House to Vote on Reader Privacy Amendment
Tuesday, 15 February 2011 | Judith Platt
Just a day after the House of Representatives approved a 10-month extension of the Patriot Act, House members from both parties announced today that they will try to add an amendment to an appropriations bill on Thursday that will restore the safeguards for bookstore and library records that were eliminated by the Patriot Act.
Representatives John Conyers (D-MI), Jerrold Nadler (D-NY), Ron Paul (R-TX) and Walter B. Jones (R-NC) will introduce legislation that prohibits the use of the Patriot Act to search “library circulation records, library patron lists, book sales records, and book customer lists.” The legislation was first introduced by Senator Bernie Sanders (I-VT) in 2005 when he served in the House. It was approved by a vote of 238-187, but the provision was later dropped in House-Senate negotiations.
The Campaign for Reader Privacy, representing booksellers, librarians, publishers and authors, is asking its supporters to immediately call their members of Congress to urge support for the Conyers amendment to FY2011 Continuing Resolution.

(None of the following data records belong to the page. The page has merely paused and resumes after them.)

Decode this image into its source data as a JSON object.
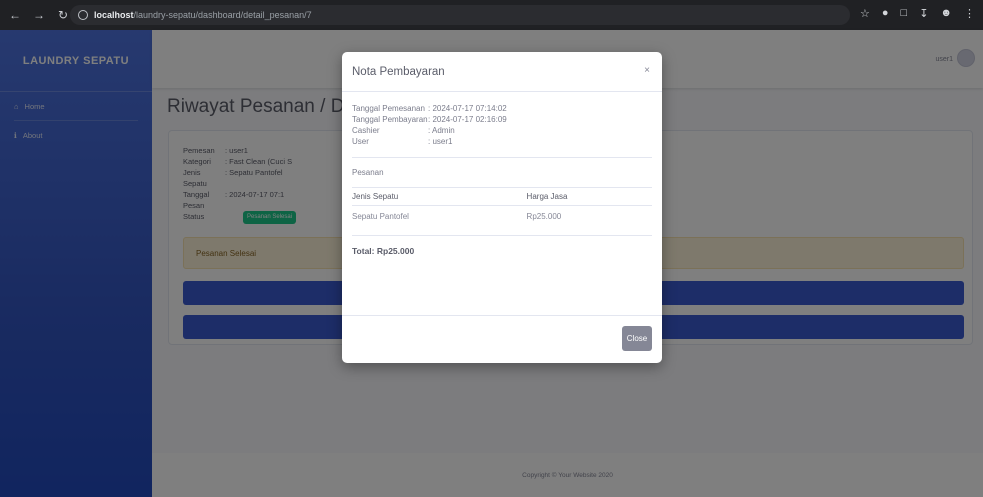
{
  "browser": {
    "url_host": "localhost",
    "url_path": "/laundry-sepatu/dashboard/detail_pesanan/7",
    "back_icon": "arrow-left-icon",
    "forward_icon": "arrow-right-icon",
    "reload_icon": "reload-icon"
  },
  "sidebar": {
    "brand": "LAUNDRY SEPATU",
    "items": [
      {
        "label": "Home",
        "icon": "home-icon"
      },
      {
        "label": "About",
        "icon": "info-icon"
      }
    ]
  },
  "topbar": {
    "user": "user1"
  },
  "main": {
    "page_title": "Riwayat Pesanan / De",
    "info": {
      "pemesan_key": "Pemesan",
      "pemesan_val": ": user1",
      "kategori_key": "Kategori",
      "kategori_val": ": Fast Clean (Cuci S",
      "jenis_key": "Jenis Sepatu",
      "jenis_val": ": Sepatu Pantofel",
      "tanggal_key": "Tanggal Pesan",
      "tanggal_val": ": 2024-07-17 07:1",
      "status_key": "Status",
      "status_badge": "Pesanan Selesai"
    },
    "alert": "Pesanan Selesai"
  },
  "footer": {
    "text": "Copyright © Your Website 2020"
  },
  "modal": {
    "title": "Nota Pembayaran",
    "close_x": "×",
    "rows": [
      {
        "key": "Tanggal Pemesanan",
        "val": ": 2024-07-17 07:14:02"
      },
      {
        "key": "Tanggal Pembayaran",
        "val": ": 2024-07-17 02:16:09"
      },
      {
        "key": "Cashier",
        "val": ": Admin"
      },
      {
        "key": "User",
        "val": ": user1"
      }
    ],
    "pesanan_label": "Pesanan",
    "table": {
      "headers": [
        "Jenis Sepatu",
        "Harga Jasa"
      ],
      "rows": [
        [
          "Sepatu Pantofel",
          "Rp25.000"
        ]
      ]
    },
    "total": "Total: Rp25.000",
    "close_button": "Close"
  }
}
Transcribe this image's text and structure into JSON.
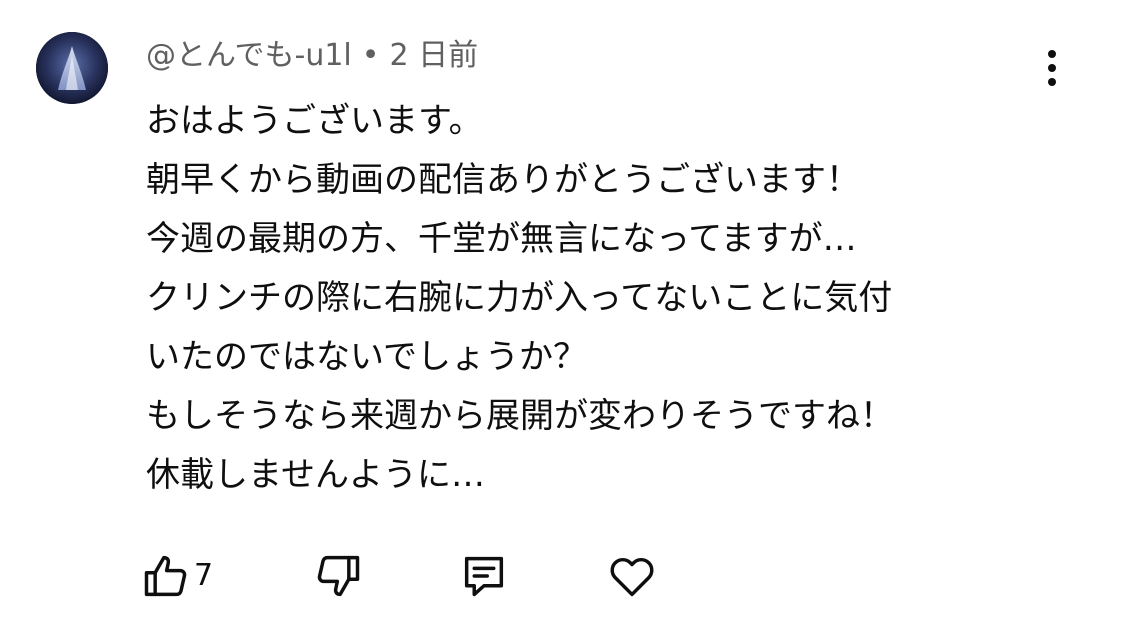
{
  "comment": {
    "author": "@とんでも-u1l",
    "separator": "•",
    "time": "2 日前",
    "body_lines": [
      "おはようございます。",
      "朝早くから動画の配信ありがとうございます！",
      "今週の最期の方、千堂が無言になってますが…",
      "クリンチの際に右腕に力が入ってないことに気付",
      "いたのではないでしょうか？",
      "もしそうなら来週から展開が変わりそうですね！",
      "休載しませんように…"
    ],
    "like_count": "7"
  },
  "icons": {
    "like": "thumbs-up-icon",
    "dislike": "thumbs-down-icon",
    "reply": "comment-icon",
    "heart": "heart-icon",
    "more": "more-vertical-icon"
  },
  "colors": {
    "text": "#0f0f0f",
    "meta": "#606060",
    "background": "#ffffff"
  }
}
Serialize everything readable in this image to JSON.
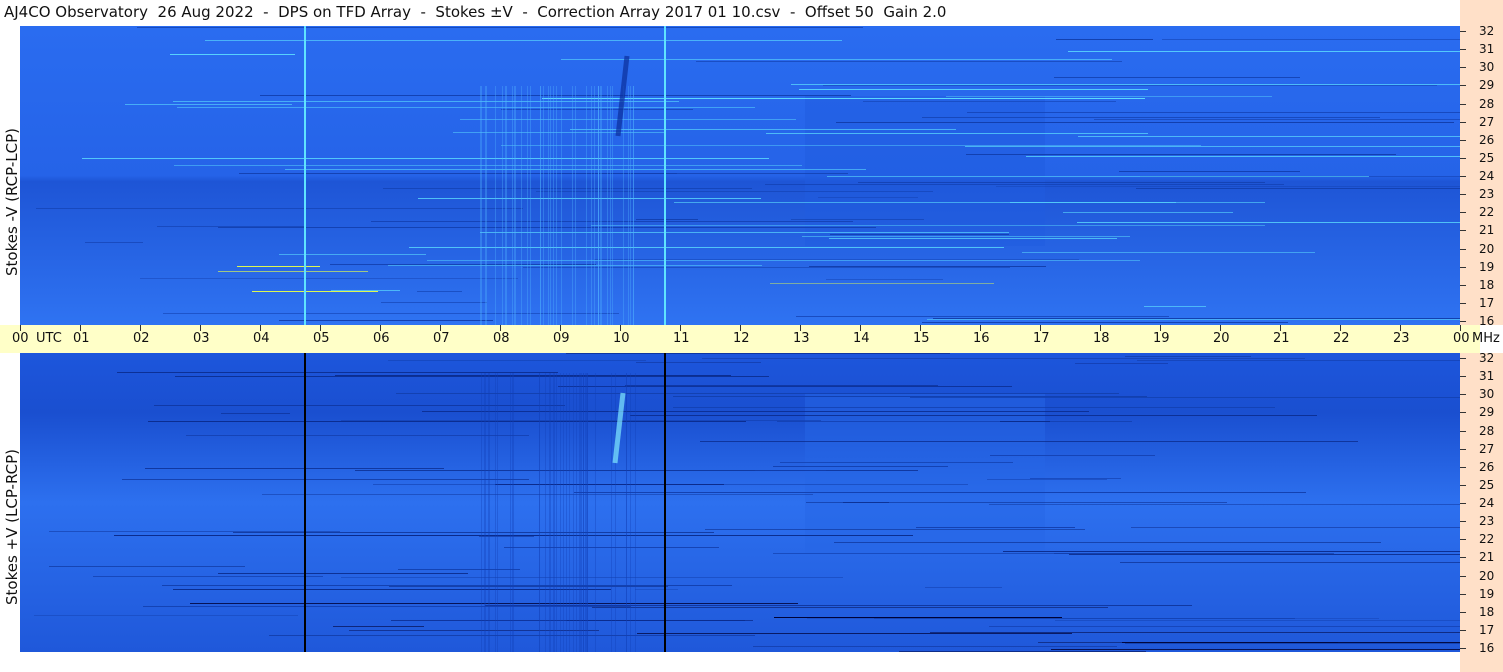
{
  "title": "AJ4CO Observatory  26 Aug 2022  -  DPS on TFD Array  -  Stokes ±V  -  Correction Array 2017 01 10.csv  -  Offset 50  Gain 2.0",
  "colors": {
    "background_deep": "#1a4fd8",
    "background_mid": "#2a6cf0",
    "timebar": "#ffffc8",
    "freqbar": "#ffe0c8",
    "highlight_cyan": "#5fe3ff",
    "highlight_yellow": "#e6ff4a",
    "dark_line": "#000033"
  },
  "chart_data": [
    {
      "type": "heatmap",
      "name": "top-panel",
      "ylabel": "Stokes -V (RCP-LCP)",
      "x_ticks": [
        "00",
        "UTC",
        "01",
        "02",
        "03",
        "04",
        "05",
        "06",
        "07",
        "08",
        "09",
        "10",
        "11",
        "12",
        "13",
        "14",
        "15",
        "16",
        "17",
        "18",
        "19",
        "20",
        "21",
        "22",
        "23",
        "00",
        "MHz"
      ],
      "y_ticks": [
        "32",
        "31",
        "30",
        "29",
        "28",
        "27",
        "26",
        "25",
        "24",
        "23",
        "22",
        "21",
        "20",
        "19",
        "18",
        "17",
        "16"
      ],
      "ylim": [
        16,
        32
      ],
      "xlim_hours_utc": [
        0,
        24
      ]
    },
    {
      "type": "heatmap",
      "name": "bottom-panel",
      "ylabel": "Stokes +V (LCP-RCP)",
      "y_ticks": [
        "32",
        "31",
        "30",
        "29",
        "28",
        "27",
        "26",
        "25",
        "24",
        "23",
        "22",
        "21",
        "20",
        "19",
        "18",
        "17",
        "16"
      ],
      "ylim": [
        16,
        32
      ],
      "xlim_hours_utc": [
        0,
        24
      ]
    }
  ]
}
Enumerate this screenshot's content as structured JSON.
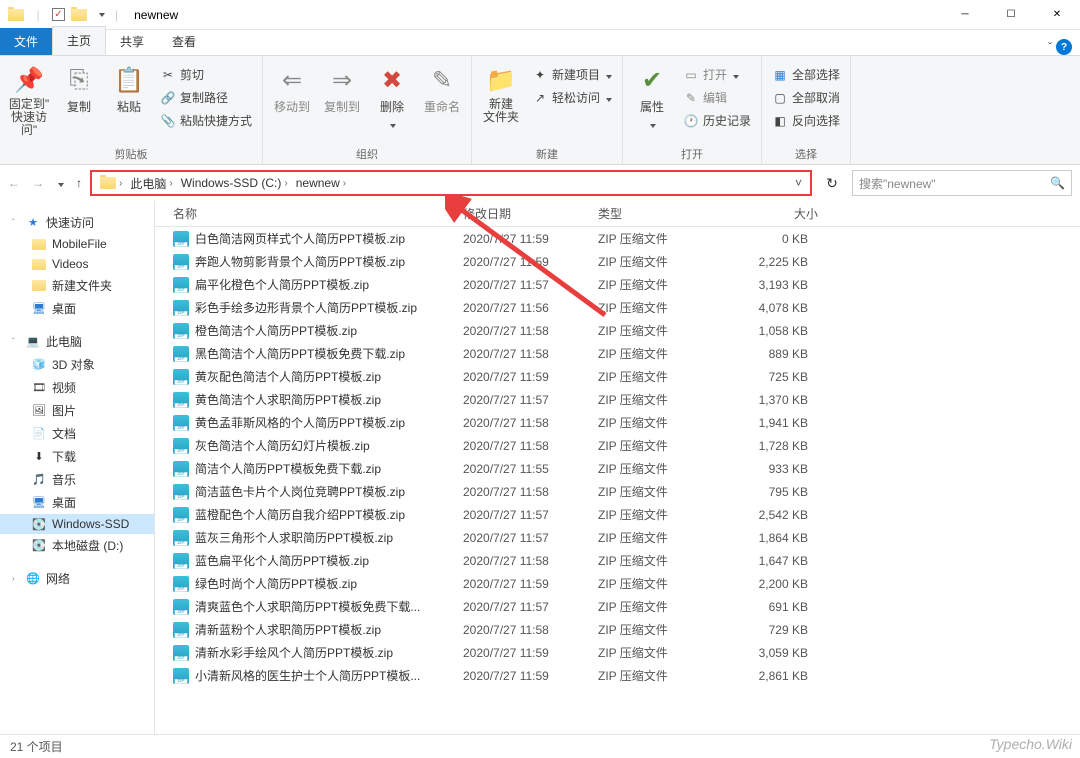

The Campaign for Reader Privacy was organized in 2004 by the American Booksellers Association, the American Library Association, the Association of American Publishers, and PEN American Center. Its goal is to ensure that Americans can purchase and borrow books without fear that the government is reading over their shoulder. For more information, visit www.readerprivacy.org